Lindsey, a familiar and beloved face for fans of American women’s soccer and a member of the 2011 World Cup squad, said she was “getting anxious to move on to other endeavors.” She then offered further explanation for the decision to step away, infused with that trademark humor.
“Plus, I want to go out on my own time,” she said. “I don’t want to be out there crawling around on the field, with people saying, ‘She should have retired a long time ago.’ ”
It’s not a crawl, exactly, but Lindsey has always had an on-field gait as distinct as that off-field personality. She chugs around the field with a compact stride that earned her the nickname “Lightning” from her U.S. teammates — not so much because she moved like lightning, but because she didn’t.

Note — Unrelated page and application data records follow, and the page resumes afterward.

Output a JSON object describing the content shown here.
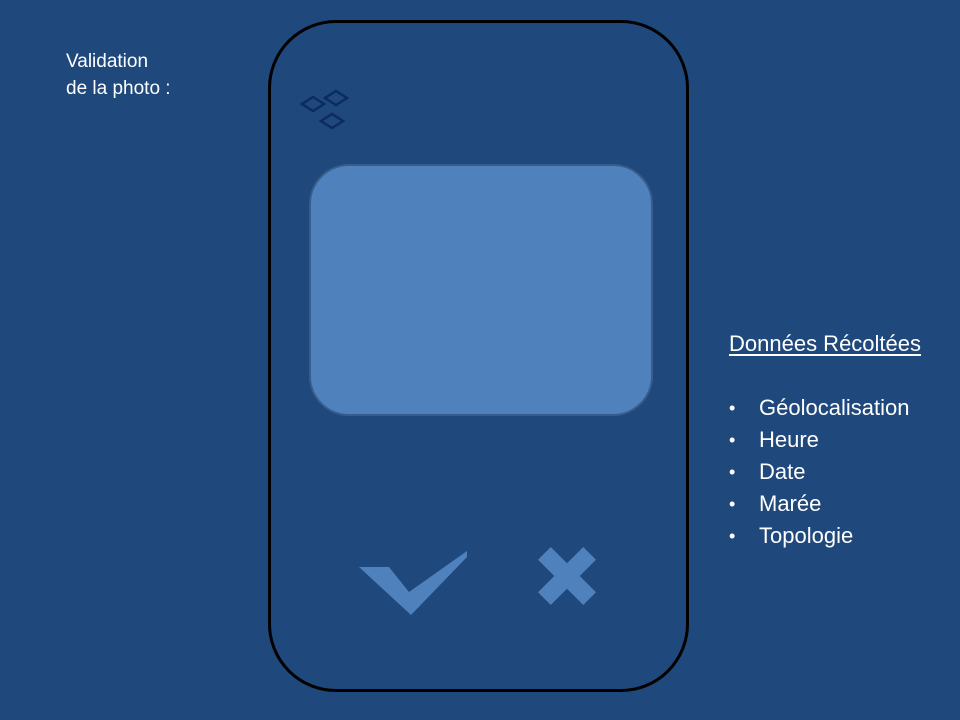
{
  "caption": {
    "line1": "Validation",
    "line2": "de la photo :"
  },
  "phone": {
    "logo_icon": "diamond-cluster-logo-icon",
    "photo_preview": "photo-preview",
    "validate_icon": "checkmark-icon",
    "reject_icon": "close-x-icon",
    "accent_color": "#4f81bd",
    "background_color": "#1f487c",
    "logo_color": "#0c2a63"
  },
  "data_panel": {
    "title": "Données Récoltées",
    "bullet": "•",
    "items": [
      "Géolocalisation",
      "Heure",
      "Date",
      "Marée",
      "Topologie"
    ]
  }
}
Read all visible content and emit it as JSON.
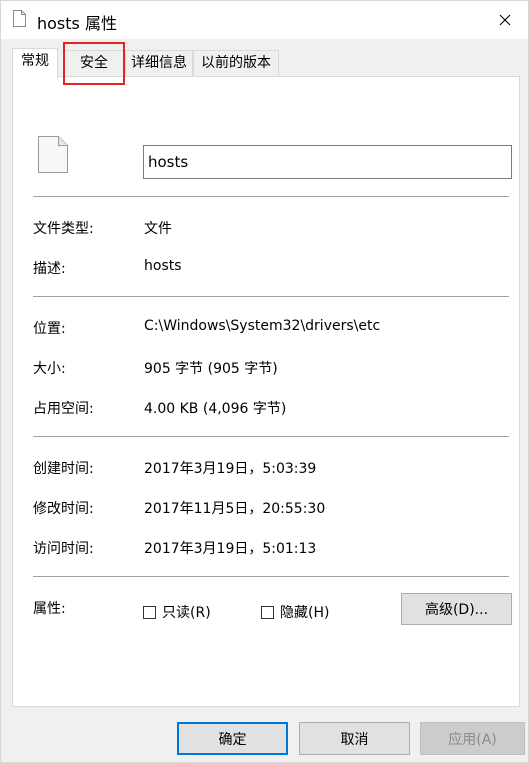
{
  "window": {
    "title": "hosts 属性"
  },
  "tabs": [
    {
      "label": "常规",
      "active": true
    },
    {
      "label": "安全",
      "active": false
    },
    {
      "label": "详细信息",
      "active": false
    },
    {
      "label": "以前的版本",
      "active": false
    }
  ],
  "general": {
    "file_name": "hosts",
    "rows": {
      "type": {
        "label": "文件类型:",
        "value": "文件"
      },
      "description": {
        "label": "描述:",
        "value": "hosts"
      },
      "location": {
        "label": "位置:",
        "value": "C:\\Windows\\System32\\drivers\\etc"
      },
      "size": {
        "label": "大小:",
        "value": "905 字节 (905 字节)"
      },
      "size_on_disk": {
        "label": "占用空间:",
        "value": "4.00 KB (4,096 字节)"
      },
      "created": {
        "label": "创建时间:",
        "value": "2017年3月19日，5:03:39"
      },
      "modified": {
        "label": "修改时间:",
        "value": "2017年11月5日，20:55:30"
      },
      "accessed": {
        "label": "访问时间:",
        "value": "2017年3月19日，5:01:13"
      }
    },
    "attributes": {
      "label": "属性:",
      "readonly": {
        "label": "只读(R)",
        "checked": false
      },
      "hidden": {
        "label": "隐藏(H)",
        "checked": false
      },
      "advanced_label": "高级(D)..."
    }
  },
  "footer": {
    "ok_label": "确定",
    "cancel_label": "取消",
    "apply_label": "应用(A)"
  },
  "colors": {
    "highlight": "#e6212a",
    "default_button_border": "#0078d7"
  },
  "icons": {
    "title": "file-icon",
    "close": "close-icon",
    "file": "file-icon"
  }
}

And yet Lindsey does not mind being known as slow and steady.
She played high school soccer in Indiana — “not exactly a soccer hotbed,” as she put it — and headed to Virginia in 1999. In 2000, she became the school’s first ACC player of the year. In 2001, she became the second player in conference history to win that award in back-to-back years. The first was Mia Hamm.

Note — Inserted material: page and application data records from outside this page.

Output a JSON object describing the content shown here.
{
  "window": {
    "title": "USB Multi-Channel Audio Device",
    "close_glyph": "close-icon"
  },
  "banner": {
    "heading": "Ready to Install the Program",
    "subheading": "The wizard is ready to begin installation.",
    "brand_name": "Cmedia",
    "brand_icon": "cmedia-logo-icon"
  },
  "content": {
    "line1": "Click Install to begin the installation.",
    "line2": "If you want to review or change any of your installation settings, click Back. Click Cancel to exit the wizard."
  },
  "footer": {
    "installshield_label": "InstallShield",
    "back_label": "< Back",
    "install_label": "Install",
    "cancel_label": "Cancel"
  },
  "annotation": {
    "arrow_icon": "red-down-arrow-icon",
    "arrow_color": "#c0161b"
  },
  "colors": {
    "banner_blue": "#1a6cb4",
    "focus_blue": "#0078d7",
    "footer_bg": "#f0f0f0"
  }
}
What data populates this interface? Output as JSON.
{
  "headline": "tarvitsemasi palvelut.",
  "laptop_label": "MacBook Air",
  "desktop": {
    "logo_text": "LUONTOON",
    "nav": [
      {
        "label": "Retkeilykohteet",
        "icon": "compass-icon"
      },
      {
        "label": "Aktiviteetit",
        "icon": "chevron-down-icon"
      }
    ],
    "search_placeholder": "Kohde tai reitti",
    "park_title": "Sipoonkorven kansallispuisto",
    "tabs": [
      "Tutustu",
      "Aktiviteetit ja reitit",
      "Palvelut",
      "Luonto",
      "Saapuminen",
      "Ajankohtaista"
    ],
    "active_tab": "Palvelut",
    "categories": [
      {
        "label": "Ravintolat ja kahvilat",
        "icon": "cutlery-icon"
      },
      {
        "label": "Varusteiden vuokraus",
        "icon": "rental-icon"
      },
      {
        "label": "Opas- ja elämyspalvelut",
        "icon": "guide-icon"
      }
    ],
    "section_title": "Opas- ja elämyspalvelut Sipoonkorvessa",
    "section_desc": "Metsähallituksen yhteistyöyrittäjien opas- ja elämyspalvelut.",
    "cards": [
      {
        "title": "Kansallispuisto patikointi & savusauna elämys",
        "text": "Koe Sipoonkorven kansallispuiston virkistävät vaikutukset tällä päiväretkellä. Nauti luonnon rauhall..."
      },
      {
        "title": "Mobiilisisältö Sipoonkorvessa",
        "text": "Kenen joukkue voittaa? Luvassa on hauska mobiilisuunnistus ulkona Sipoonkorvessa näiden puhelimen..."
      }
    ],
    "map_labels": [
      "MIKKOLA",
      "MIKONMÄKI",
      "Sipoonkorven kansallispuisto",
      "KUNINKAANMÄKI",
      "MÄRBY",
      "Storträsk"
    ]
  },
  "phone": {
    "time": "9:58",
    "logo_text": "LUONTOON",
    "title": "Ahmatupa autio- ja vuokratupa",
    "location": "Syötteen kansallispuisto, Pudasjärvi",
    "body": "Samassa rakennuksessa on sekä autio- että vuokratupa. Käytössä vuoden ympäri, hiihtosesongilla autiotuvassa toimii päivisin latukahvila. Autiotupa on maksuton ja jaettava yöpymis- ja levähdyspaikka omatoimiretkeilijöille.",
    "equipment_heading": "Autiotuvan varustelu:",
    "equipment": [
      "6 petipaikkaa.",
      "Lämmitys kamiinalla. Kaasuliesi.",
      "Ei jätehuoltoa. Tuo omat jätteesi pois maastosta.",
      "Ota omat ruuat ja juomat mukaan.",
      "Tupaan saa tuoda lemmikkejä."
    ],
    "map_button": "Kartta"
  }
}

The San Diego Spirit drafted Lindsey in the 2002 WUSA draft and traded her to the Washington Freedom the next year. As women’s professional leagues came and went around her, Lindsey played with the various iterations of the Freedom off and on over the next decade, eventually rejoining the Spirit in the National Women’s Soccer League last season.
During that time, Lindsey was a perpetual presence in the national team pool but never at the center of the team’s plans. She earned her first cap in 2005, then did not earn another until 2009, going an entire World Cup cycle without an appearance.
But while her speed earned jokes from fellow national team members, her “work rate,” as Parsons called it, never did. Known as a smart possessor and competitive creator, Lindsey continued to work for a solid national team spot even as younger players rose around her.
By 2010, just in time for that magical 2011 World Cup, she would edge her way in, her extensive off-field contributions to morale bolstered by a team-leading seven assists in 13 games that year.
The performance earned her a spot on the 2011 World Cup squad, “one of the highlights of her career,” she said.
Prior to this season, Lindsey was not in position for a spot in Parsons’s starting 11. The Spirit had reloaded after an abysmal 2013 season, and new faces looked to be limiting Lindsey’s contributions.
“There are two ways people can go when you’re not in the starting 11,” Parsons said. “She worked harder, she continued to work smarter, she continued to give to the team, give to the players, give to the staff. … Now she’s one of our most important people on the pitch, central to everything we do.”
Lindsey has started 18 of 21 games, chipping in a goal and an assist for the Spirit, which last year at this time was firmly at the bottom of the NWSL table and finished with a 3-5-14 record.
Now she’s a crucial figure for the playoff hopefuls, who’ll earn the third seed with a victory Saturday night, Lindsey’s final home game at the SoccerPlex and perhaps her final game on American soil (she plans to play a season in the Australian League after the NWSL wraps up).
Always a fan favorite, Lindsey said the response to her announcement has been “insane,” and that she’s honored people can follow and find inspiration in her career.
“I think I’d want them to relate to my perseverance,” she said. “It wasn’t like I got huge success right away. It wasn’t like I didn’t, either. I’d always been a hard worker and a good soccer player, but I didn’t get to the national team right when I wanted to. I didn’t go to multiple World Cups. But getting to one was a goal and dream of mine and something I didn’t want to give up.”
Parsons said he does not want to give up Lindsey, either, which made their already uncharacteristically serious conversation all the more uncomfortable.
“I’m not going to do the moment justice,” he said. “She was very emotional, so there was real happiness, but also tears and real sadness. But also awkwardness because I’m staring back to her like, ‘No! My best player, my heartbeat!’ But at the same time, good for her.”